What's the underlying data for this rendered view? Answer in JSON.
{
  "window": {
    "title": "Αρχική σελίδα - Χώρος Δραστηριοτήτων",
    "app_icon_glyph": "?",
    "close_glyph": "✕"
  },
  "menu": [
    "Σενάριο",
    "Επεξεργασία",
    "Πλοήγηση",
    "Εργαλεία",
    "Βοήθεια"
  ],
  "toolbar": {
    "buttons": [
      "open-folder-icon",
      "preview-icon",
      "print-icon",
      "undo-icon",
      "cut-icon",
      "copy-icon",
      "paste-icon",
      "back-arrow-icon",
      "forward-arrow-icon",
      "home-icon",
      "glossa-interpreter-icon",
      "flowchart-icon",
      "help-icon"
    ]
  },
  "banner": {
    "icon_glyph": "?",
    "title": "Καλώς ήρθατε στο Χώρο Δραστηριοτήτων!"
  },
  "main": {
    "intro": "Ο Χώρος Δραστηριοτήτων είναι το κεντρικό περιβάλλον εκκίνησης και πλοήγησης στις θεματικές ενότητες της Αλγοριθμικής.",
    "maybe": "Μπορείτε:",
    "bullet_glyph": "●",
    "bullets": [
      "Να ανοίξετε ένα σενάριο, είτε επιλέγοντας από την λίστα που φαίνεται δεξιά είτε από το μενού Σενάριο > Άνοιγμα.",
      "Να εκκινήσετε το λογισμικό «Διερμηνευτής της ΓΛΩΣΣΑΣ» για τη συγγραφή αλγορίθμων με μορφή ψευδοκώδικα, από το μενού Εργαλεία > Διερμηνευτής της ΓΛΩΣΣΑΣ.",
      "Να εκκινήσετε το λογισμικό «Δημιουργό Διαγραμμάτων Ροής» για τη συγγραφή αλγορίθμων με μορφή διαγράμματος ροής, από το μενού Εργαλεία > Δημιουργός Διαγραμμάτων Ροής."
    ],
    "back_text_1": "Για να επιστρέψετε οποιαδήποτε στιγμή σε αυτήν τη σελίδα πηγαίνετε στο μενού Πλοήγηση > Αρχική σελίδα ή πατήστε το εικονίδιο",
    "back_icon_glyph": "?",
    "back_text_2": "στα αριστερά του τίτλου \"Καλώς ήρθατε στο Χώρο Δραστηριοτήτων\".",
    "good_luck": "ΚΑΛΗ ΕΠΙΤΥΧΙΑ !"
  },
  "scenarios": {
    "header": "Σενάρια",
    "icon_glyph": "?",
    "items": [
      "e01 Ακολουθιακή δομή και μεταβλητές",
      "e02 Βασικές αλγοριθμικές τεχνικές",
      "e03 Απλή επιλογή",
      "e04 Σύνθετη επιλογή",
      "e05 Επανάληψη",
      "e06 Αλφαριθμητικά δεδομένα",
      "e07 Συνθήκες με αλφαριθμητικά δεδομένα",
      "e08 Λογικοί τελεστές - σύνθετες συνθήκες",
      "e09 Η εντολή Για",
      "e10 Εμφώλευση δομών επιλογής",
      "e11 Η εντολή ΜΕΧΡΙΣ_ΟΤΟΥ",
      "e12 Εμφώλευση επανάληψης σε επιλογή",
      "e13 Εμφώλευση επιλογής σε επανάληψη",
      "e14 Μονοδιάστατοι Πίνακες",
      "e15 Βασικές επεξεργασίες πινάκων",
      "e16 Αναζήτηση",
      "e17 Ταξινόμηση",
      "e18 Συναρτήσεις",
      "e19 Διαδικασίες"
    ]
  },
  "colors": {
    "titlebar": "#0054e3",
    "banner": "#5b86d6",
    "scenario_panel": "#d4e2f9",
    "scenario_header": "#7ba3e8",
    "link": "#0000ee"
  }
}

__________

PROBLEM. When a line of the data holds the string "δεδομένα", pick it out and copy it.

OUTPUT FOR THIS TASK.
      "e06 Αλφαριθμητικά δεδομένα",
      "e07 Συνθήκες με αλφαριθμητικά δεδομένα",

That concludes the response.